Pictures do not belong in the copy; print every entry exactly as it stands.
::::
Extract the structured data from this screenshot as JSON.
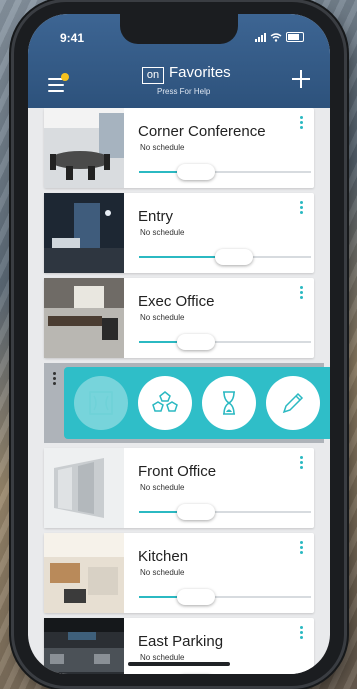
{
  "status": {
    "time": "9:41"
  },
  "header": {
    "logo_text": "on",
    "title": "Favorites",
    "subtitle": "Press For Help"
  },
  "accent_color": "#2bb9c2",
  "header_color": "#3a618f",
  "rooms": [
    {
      "name": "Corner Conference",
      "schedule": "No schedule",
      "level": 0.33
    },
    {
      "name": "Entry",
      "schedule": "No schedule",
      "level": 0.55
    },
    {
      "name": "Exec Office",
      "schedule": "No schedule",
      "level": 0.33
    }
  ],
  "action_menu": {
    "actions": [
      {
        "icon": "scene-icon",
        "active": true
      },
      {
        "icon": "group-icon",
        "active": false
      },
      {
        "icon": "hourglass-icon",
        "active": false
      },
      {
        "icon": "pencil-icon",
        "active": false
      }
    ]
  },
  "rooms_below": [
    {
      "name": "Front Office",
      "schedule": "No schedule",
      "level": 0.33
    },
    {
      "name": "Kitchen",
      "schedule": "No schedule",
      "level": 0.33
    },
    {
      "name": "East Parking",
      "schedule": "No schedule",
      "level": 0.33
    }
  ]
}
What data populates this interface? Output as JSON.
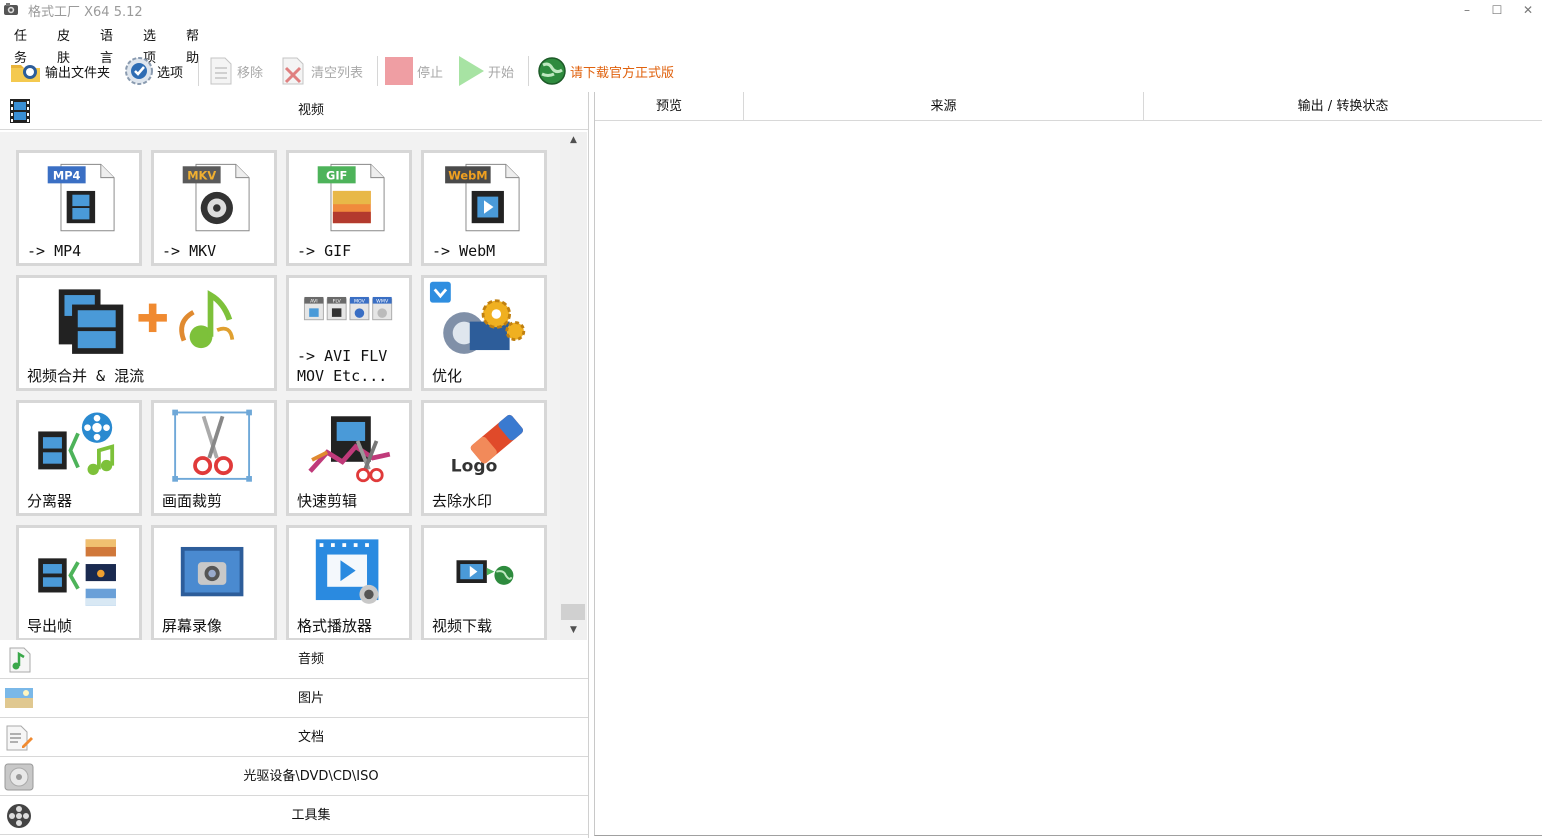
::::
→ **ANSWER TO THIS PROBLEM**
Extract the structured data from this screenshot as JSON.
{
  "status": {
    "time": "9:41"
  },
  "header": {
    "logo_text": "on",
    "title": "Favorites",
    "subtitle": "Press For Help"
  },
  "accent_color": "#2bb9c2",
  "header_color": "#3a618f",
  "rooms": [
    {
      "name": "Corner Conference",
      "schedule": "No schedule",
      "level": 0.33
    },
    {
      "name": "Entry",
      "schedule": "No schedule",
      "level": 0.55
    },
    {
      "name": "Exec Office",
      "schedule": "No schedule",
      "level": 0.33
    }
  ],
  "action_menu": {
    "actions": [
      {
        "icon": "scene-icon",
        "active": true
      },
      {
        "icon": "group-icon",
        "active": false
      },
      {
        "icon": "hourglass-icon",
        "active": false
      },
      {
        "icon": "pencil-icon",
        "active": false
      }
    ]
  },
  "rooms_below": [
    {
      "name": "Front Office",
      "schedule": "No schedule",
      "level": 0.33
    },
    {
      "name": "Kitchen",
      "schedule": "No schedule",
      "level": 0.33
    },
    {
      "name": "East Parking",
      "schedule": "No schedule",
      "level": 0.33
    }
  ]
}
What data populates this interface? Output as JSON.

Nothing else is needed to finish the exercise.